During the planning process, the health center was able to allocate a room for the Youth Health Clinic. The room would ensure privacy and confidentiality so adolescents feel more comfortable sharing their questions or concerns. However, the room was pretty blank. The four walls were empty and just painted the iconic color of all government, school and medical buildings in Guyana – New Wheat. My whole service I had been wanting to paint a mural, but within my school there wasn’t enough space to do so. Once I saw the empty walls, ideas for a mural started flowing.

For the mural I knew I wanted to include cartoons of various aspect of youth health, such as physical activity, substance use, reproductive organs, mental health, birth control, STIs, etc., but the ideas I had didn’t really mesh together. Thus how I came up with the design to put all the aspects of health in a honeycomb layout. Using the hexagons would allow each image to have its own story to tell but at the same time bringing it together like pieces to an adolescent health puzzle. However there is a missing piece to this puzzle. In the center of the second wall, there is a blank hexagon where I was one day away from painting the nutrition portion of the mural.

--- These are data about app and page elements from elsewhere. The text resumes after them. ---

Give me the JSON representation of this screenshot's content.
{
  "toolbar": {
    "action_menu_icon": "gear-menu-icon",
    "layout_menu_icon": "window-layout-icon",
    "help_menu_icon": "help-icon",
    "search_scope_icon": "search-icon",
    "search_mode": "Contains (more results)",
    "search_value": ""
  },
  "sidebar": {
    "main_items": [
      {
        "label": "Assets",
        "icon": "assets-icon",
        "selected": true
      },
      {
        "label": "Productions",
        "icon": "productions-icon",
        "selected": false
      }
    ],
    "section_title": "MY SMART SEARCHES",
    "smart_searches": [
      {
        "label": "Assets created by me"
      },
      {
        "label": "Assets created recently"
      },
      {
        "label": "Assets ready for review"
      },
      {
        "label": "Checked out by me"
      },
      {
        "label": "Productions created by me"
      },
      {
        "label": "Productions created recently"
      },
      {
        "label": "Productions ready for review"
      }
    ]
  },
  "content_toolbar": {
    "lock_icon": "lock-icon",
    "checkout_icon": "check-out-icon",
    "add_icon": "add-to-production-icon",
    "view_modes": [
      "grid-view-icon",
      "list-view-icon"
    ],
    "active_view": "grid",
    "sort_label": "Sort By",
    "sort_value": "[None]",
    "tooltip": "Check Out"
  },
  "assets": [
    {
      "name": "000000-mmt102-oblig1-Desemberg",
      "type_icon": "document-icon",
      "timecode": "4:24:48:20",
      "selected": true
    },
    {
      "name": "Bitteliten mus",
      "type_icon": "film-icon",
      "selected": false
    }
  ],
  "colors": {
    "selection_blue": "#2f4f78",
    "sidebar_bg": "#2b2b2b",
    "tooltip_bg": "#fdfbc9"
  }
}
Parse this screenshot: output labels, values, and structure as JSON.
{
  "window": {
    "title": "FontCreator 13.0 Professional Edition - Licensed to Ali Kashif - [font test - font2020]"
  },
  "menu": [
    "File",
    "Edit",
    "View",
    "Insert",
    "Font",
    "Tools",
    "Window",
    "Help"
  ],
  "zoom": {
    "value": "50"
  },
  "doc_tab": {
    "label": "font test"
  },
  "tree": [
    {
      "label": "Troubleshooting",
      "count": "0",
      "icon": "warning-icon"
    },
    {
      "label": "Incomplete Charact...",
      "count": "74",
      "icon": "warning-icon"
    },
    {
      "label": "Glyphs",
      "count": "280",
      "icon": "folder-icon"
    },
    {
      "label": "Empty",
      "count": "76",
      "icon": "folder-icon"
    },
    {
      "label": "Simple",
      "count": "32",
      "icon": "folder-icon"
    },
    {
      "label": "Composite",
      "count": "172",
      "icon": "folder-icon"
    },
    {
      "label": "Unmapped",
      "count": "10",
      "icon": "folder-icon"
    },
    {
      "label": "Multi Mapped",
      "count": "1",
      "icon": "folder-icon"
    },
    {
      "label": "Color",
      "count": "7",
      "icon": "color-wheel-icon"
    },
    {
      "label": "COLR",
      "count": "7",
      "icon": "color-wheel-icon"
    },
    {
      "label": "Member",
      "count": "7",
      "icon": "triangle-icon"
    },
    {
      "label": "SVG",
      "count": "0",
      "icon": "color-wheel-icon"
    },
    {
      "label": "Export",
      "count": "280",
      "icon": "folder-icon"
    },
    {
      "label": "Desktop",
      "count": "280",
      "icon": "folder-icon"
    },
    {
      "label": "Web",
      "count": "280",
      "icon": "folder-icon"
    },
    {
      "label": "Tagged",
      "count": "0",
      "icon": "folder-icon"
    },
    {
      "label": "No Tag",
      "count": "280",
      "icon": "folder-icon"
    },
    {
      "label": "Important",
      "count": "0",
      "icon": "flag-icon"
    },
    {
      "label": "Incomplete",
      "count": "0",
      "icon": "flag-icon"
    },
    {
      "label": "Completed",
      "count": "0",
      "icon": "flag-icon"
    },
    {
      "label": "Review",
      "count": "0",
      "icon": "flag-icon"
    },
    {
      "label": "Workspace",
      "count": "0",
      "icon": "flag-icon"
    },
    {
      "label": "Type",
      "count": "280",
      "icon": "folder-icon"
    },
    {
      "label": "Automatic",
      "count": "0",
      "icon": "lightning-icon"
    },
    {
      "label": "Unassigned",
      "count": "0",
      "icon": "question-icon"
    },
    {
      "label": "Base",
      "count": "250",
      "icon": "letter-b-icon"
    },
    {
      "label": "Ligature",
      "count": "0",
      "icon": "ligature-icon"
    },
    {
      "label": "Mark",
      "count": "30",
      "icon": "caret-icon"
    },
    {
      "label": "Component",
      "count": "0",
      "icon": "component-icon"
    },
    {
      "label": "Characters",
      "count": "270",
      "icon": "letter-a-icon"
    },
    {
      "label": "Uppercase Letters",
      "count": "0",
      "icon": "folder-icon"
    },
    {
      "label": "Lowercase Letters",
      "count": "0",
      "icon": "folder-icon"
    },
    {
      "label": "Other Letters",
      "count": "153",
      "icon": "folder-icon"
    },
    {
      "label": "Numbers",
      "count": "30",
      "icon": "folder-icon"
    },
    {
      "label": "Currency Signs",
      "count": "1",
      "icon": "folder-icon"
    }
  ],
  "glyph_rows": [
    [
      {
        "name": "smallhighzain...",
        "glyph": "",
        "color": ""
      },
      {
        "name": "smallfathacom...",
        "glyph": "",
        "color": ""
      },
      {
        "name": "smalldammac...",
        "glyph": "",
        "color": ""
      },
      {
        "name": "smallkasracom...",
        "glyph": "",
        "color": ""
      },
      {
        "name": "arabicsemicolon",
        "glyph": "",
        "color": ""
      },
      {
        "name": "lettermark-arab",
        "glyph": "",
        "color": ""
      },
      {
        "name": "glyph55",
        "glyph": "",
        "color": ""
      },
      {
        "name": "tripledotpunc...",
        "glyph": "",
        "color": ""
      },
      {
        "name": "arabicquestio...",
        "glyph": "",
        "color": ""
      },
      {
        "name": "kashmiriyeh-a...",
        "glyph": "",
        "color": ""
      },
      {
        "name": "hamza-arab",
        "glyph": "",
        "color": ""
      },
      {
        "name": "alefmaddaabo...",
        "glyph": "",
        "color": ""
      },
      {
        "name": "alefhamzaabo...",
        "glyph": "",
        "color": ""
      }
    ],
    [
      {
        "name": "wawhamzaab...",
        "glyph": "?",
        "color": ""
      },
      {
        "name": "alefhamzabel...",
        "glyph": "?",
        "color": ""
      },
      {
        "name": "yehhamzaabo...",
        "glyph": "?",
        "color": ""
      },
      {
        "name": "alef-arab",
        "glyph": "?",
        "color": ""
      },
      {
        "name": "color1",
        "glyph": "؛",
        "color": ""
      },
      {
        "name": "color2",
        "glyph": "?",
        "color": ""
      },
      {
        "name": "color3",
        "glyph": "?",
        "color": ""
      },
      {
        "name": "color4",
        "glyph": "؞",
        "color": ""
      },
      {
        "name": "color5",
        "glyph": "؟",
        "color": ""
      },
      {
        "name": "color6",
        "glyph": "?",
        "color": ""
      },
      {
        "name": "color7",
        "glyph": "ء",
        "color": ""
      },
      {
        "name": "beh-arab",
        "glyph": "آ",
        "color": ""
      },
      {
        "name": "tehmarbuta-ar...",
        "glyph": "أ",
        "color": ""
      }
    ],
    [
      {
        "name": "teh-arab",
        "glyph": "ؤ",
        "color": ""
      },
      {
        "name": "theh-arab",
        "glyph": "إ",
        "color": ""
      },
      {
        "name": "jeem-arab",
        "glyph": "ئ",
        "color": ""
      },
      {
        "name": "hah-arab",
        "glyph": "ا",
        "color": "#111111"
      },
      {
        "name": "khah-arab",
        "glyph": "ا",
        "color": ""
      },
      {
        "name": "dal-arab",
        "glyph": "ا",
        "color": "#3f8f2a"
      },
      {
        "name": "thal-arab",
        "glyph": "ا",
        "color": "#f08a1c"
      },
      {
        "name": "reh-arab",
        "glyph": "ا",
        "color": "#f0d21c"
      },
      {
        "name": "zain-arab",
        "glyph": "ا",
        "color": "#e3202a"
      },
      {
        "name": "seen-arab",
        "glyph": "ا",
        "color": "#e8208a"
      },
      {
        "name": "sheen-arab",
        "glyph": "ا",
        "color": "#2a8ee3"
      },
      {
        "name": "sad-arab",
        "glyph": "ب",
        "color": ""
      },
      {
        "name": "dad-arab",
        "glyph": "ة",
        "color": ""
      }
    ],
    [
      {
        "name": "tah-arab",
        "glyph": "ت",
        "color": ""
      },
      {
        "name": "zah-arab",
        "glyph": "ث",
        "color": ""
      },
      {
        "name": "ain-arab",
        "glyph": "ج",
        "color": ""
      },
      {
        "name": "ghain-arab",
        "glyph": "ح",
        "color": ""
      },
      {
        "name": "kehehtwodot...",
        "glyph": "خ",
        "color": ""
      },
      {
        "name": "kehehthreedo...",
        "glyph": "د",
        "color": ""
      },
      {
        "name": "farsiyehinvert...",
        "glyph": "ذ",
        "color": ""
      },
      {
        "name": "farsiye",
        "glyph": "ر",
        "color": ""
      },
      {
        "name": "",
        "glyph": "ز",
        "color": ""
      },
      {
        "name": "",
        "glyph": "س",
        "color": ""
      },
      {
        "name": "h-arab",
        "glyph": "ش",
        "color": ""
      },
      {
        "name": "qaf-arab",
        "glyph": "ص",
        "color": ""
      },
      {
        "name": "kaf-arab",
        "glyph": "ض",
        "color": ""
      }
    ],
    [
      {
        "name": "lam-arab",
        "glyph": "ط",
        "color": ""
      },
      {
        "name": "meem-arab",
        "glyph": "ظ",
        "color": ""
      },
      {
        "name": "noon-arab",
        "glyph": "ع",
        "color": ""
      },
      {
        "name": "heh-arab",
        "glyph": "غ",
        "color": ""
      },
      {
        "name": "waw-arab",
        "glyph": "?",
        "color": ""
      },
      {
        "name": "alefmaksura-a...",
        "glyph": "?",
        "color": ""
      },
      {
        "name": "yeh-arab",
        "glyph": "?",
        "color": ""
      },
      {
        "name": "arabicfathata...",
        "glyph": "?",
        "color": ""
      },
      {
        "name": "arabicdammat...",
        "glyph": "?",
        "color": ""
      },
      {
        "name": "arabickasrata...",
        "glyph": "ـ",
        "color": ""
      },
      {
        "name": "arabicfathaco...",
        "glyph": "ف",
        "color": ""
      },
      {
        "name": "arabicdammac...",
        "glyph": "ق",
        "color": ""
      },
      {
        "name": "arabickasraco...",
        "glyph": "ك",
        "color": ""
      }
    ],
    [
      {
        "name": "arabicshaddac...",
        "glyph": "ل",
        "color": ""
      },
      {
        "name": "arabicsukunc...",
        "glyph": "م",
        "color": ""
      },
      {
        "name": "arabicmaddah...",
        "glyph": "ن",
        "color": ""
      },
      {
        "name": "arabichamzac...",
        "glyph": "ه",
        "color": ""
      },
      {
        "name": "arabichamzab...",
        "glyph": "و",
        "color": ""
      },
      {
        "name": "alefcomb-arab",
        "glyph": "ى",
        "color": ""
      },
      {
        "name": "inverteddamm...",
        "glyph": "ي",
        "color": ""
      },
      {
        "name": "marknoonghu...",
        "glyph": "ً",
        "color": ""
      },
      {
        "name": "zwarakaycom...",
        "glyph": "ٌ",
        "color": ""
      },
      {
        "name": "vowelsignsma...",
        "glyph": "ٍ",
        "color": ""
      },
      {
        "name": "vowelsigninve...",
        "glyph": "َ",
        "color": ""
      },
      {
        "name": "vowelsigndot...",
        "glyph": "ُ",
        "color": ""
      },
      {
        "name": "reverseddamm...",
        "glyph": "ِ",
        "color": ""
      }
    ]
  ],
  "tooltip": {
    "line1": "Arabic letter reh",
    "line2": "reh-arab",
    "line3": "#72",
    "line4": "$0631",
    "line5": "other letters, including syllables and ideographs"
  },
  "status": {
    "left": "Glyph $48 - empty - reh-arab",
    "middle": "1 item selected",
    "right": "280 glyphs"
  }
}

Aside from the cartoons, the mural was to also include equal parts inspiring quotes and affirmation statements, which sadly I also didn’t get to. For every hexagon with a color background, there were going to be statements such as “You are kind, you are smart, you are important” and “You matter and what you do in this world matters.” Similar to other parts of the world, youth are struggling with their mental health. These sayings were going to be a gentle reminder to the youth in my community that they are not alone and that they are loved.

Other than the affirmation statements, the only things left to be done were to give the hexagon boarders, write “World AIDS Day December 1” with the red ribbon hexagon, clean up any mistakes, and write my name and those who helped me paint under the Peace Corps logo.

I’m sad I had to leave the mural unfinished but I am confident that in my absence my health center can still carry out our project. The youth in my community deserve the best and that include the best health services too. I truly miss my students and community, but I hope our paths cross again some day!

xoxo, Mere